Actor Brian Austin Green has four sons, three of which he shares with actress and wife Megan Fox, and the couple frequently share pictures of their adorable family. Recently, however, Fox shared a shot on Instagram of her son wearing a Frozen dress, and a ridiculous number of people decided it was their place to shame the parents for flouting traditional gender norms. Asked about his reaction to the critics, though, Brian Austin Green defended his son's dress-wearing and shared a reminder that all of society could apparently use now and again.

While speaking with Hollywood Pipeline on Thursday, Green was asked if the comments on 4-year-old Noah's habit of wearing dresses bothered him and Fox. "My son, he's 4," Green responded with a shrug. "I've heard from some people that they don't agree, they don't agree with him wearing dresses. To them I say, you know, I don't care."

He continued:

He's 4, and if he wants to wear it, then he wears it. Dresses or goggles or slippers, whatever. It's his life, they're not my clothes. ... At 4, at 5, that's a time when he should be having fun. He's not harming anyone, wearing a dress, so if he wants to wear a dress, awesome. Good on him.

I love Green's response not only because it's so casual, but because he highlights two important facts that critics often seem to forget when it comes to children and gender norms.

First of all, yes, it is Noah's life — so why should anyone but Noah dictate what he wants to wear? Frozen is a great movie, and the only reason dresses and princesses are only "meant for girls" is because society has told us that. In the late 1880s, boys wore white dresses and grew out their hair until they were 6 or 7 years old, and in the early 1990s, retailers recommended parents dress their sons in pink, "a more decided and stronger color" than blue, according to The Smithsonian.

Kids experiment, and no one assumes things about a young girl's gender identity or sexual orientation when she chooses football over ballet or pants over skirts. Yet when my brother wanted to come to ballet classes with me as a child, my mother said no, too scared of the backlash he'd receive from kids (and other parents) in a largely Catholic, conservative country. And judging by the horrible responses to Green's photo today, a good two decades later, I understand that fear.

The second fact that deserves highlighting in Green's response? Green said, "He's not harming anyone, wearing a dress." That's a reminder that the United States (and a large number of countries) seems to need, since flouting traditional gender stereotypes is often perceived as a cover-up for something predatory and harmful.

States and schools routinely ban transgender individuals from using bathrooms that match their gender identity, using the excuse that they must protect little girls and women. But protect them from what, exactly? There's zero existing evidence of violence associated with allowing individuals to use bathrooms that match their gender identity. (Meanwhile, sexual orientation continues to rank as the third-highest motivator for hate crimes in the United States, according to the Human Rights Campaign.)

There's nothing wrong or harmful with a boy wearing a Frozen dress or donning a wig or attending ballet class.
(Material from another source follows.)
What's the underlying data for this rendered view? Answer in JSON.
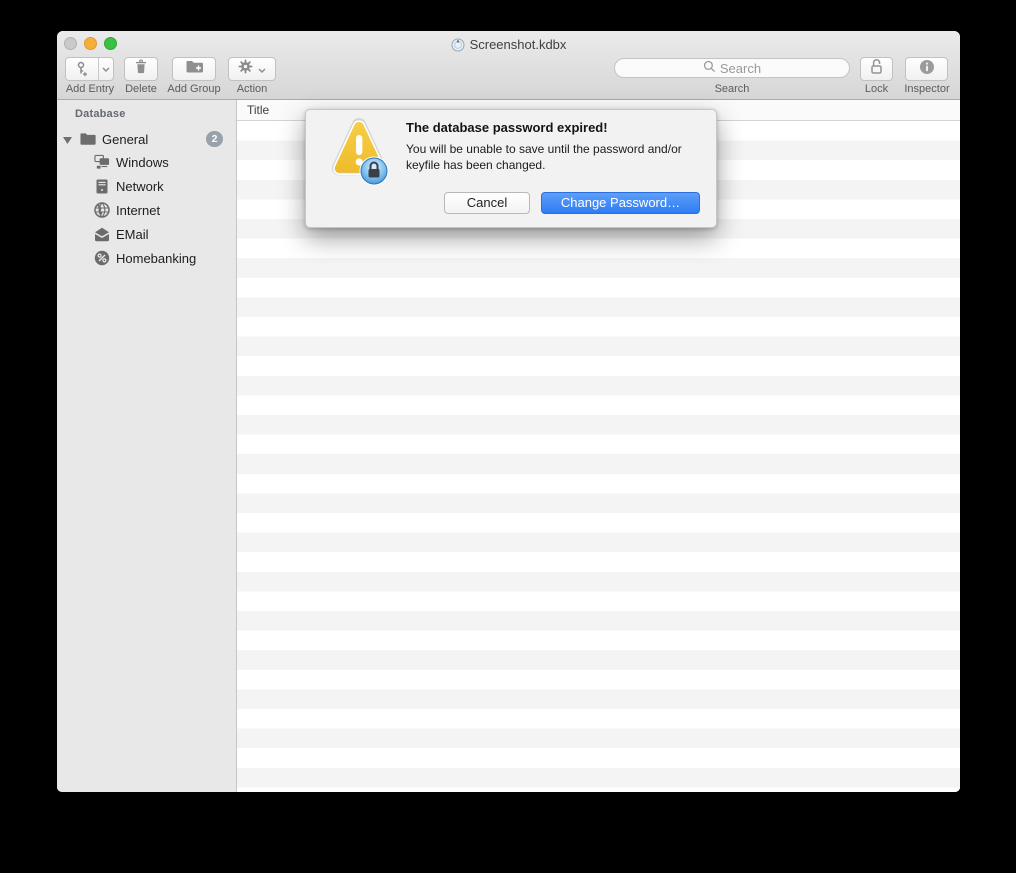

Experts routinely state that allowing a little boy to act in stereotypically feminine ways will not affect his sexual orientation or gender identity, both of which most experts agree are biologically set, anyway. And if Green and Fox — and more importantly, their son — aren't bothered by it, then why should anyone else care what Noah wears?